With the UPI (Unified Payments Interface) and the Bharat QR code, now effectively merged, banks and fintechs should find it a lot easier to convince smaller merchants to go digital. That’s because the QR mode costs a fraction of what a PoS (point of sales) machine does. While the PoS machine can set the merchant back by anywhere between Rs 6,000 and Rs 10,000, the QR-mode costs just Rs 50. Though a potent one, the combine is not going to be easy to change mindsets of smaller vendors; transaction volumes, so far, have been fairly subdued. Some incentives for both merchants and consumers, may do the trick. The total volume of digital transactions so far in 2017-18 is nearing 10.5 billion — worth Rs 1,284 lakh crore — these include transactions via IMPS, NEFT, UPI, debit and credit cards at POS, mobile wallets and mobile banking.
The UPI — across platforms including banks, BHIM, PhonePe, Paytm, Google Tez —has clocked in volumes of 735 million for a total value of Rs 85,290 crore. Both banks and fintechs, which have spent the better part of the year trying to figure out the best way to connect small merchants with consumers, are more or less convinced the UPI-QR route should work well. UPI was launched in August 2016 while Bharat QR was rolled out in January 2017. To be sure, merchants are now a lot more comfortable with digital transactions after the government’s decision to reimburse the banks, fintechs and others involved in the payments process, for the merchant discount rate (MDR) for transactions of up to Rs 2,000. However, consumers clearly need to be nudged.
Fintechs such as Google Tez drummed up business by offering customers freebies and incentives; that was in the UPI peer-to-peer (P2P) payments space. Similar incentives, for merchants, could well be seen in the coming months. While the government is understood to have indicated to banks they should be looking to enroll ten million merchants by March 2019, it’s important the volumes increase meaningfully else banks don’t stand to gain. Industry players say the number of merchants acquired for UPI payments so far is anywhere between 85,000 and 90,000. Sudhakar Ram, founder and chief executive officer (CEO), Benow, said it added 29,000 merchants in 2019. “Our focus is on the neighbourhood kiranas and other small facilities, Ram said. While Benow works in and around Mumbai and Hyderabad, it is looking to foray into Nashik.

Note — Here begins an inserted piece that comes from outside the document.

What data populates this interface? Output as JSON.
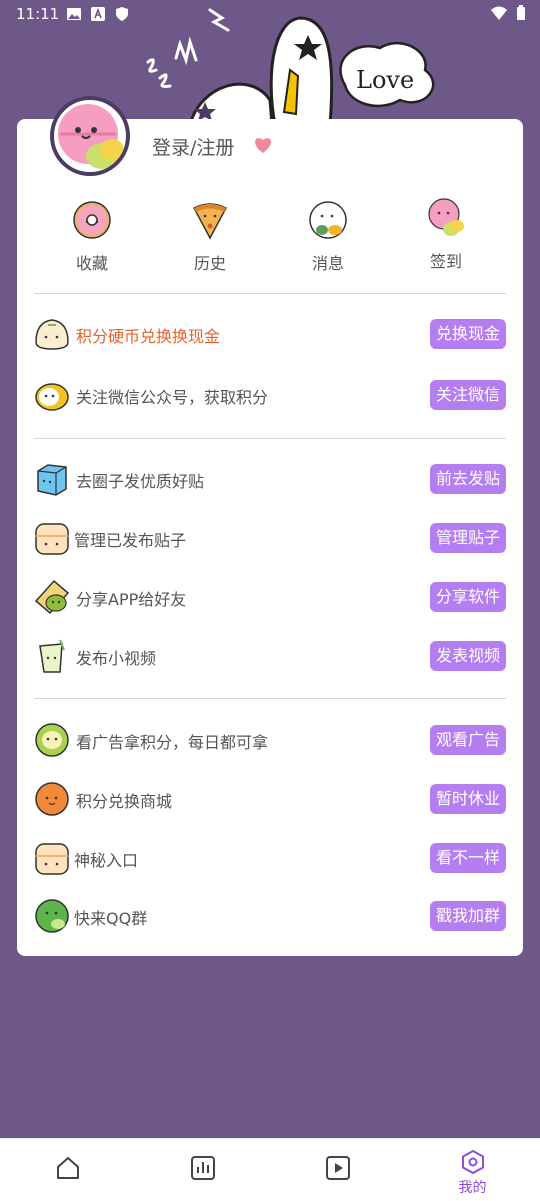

The presence of several small banks in southern India and their connect with merchants has led to a concentration of QR-enabled small merchants in the region. Chennai-based M2P Solutions, which works with around 10 such banks down south, has on-boarded 15,000 small merchants so far. Madhusudanan R, founder, M2P Solutions, said the firm was targeting the CASA (current account savings account)-holding merchant customers of these banks. “We typically approach the top 50 such account-holders in each branch,” Madhusudhan explained. The western part of the country too is slowly becoming a hub for QR-enabled small merchants though the model may be a little difficult to replicate in other parts of the country. That’s because, as Harshil Mathur, CEO and co-founder, Razorpay, points out, in the north, the larger banks are more popular. “While you have regional banks, they don’t have as strong a network as the south does,” Mathur explains.
Given it may not be financially viable for the larger banks to reach out to the smallest of merchants, much of the country’s northern population will need to wait a little longer before they can use UPI to buy vegetables. Most UPI-enabling entities say they see only a few hundred transactions a day though they are hopeful volumes will pick up. Vinay Kalantri, managing director, TMW, which recently bought out merchant-acquirer Trupay, believes it’s still early days. “Once people see the benefits of digital payments, that’s when you’ll see a big jump,” he notes.